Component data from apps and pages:
((

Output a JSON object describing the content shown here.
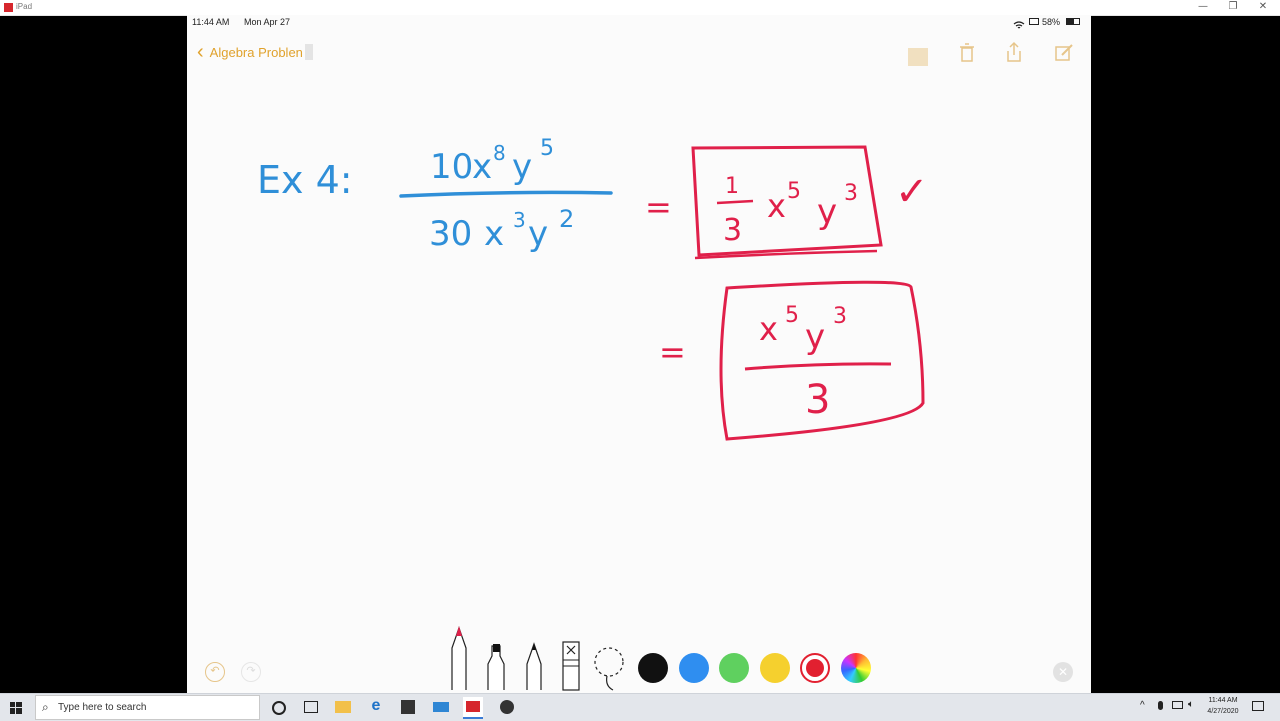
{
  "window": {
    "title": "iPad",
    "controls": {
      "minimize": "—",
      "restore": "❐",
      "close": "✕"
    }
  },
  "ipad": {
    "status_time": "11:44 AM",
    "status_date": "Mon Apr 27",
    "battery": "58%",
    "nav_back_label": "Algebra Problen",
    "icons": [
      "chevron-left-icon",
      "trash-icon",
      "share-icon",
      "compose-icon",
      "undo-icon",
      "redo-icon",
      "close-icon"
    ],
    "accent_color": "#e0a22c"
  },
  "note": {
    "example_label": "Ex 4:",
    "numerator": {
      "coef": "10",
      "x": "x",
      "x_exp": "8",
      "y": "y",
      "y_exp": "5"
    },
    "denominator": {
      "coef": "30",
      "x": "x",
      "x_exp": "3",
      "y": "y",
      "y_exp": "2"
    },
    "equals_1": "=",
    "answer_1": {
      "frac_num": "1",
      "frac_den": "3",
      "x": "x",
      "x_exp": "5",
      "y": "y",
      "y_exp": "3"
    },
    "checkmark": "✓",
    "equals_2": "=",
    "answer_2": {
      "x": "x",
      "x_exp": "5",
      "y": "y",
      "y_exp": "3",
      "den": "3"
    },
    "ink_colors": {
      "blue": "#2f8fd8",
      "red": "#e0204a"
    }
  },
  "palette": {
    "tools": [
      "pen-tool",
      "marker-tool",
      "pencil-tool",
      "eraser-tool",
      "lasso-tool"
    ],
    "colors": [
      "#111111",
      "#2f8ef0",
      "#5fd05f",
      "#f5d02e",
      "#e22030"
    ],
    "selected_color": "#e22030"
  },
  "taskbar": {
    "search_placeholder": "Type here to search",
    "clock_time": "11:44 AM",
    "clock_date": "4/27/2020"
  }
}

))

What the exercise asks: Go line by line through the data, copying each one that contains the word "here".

Reply:
Output a JSON object describing the content shown here.
    "search_placeholder": "Type here to search",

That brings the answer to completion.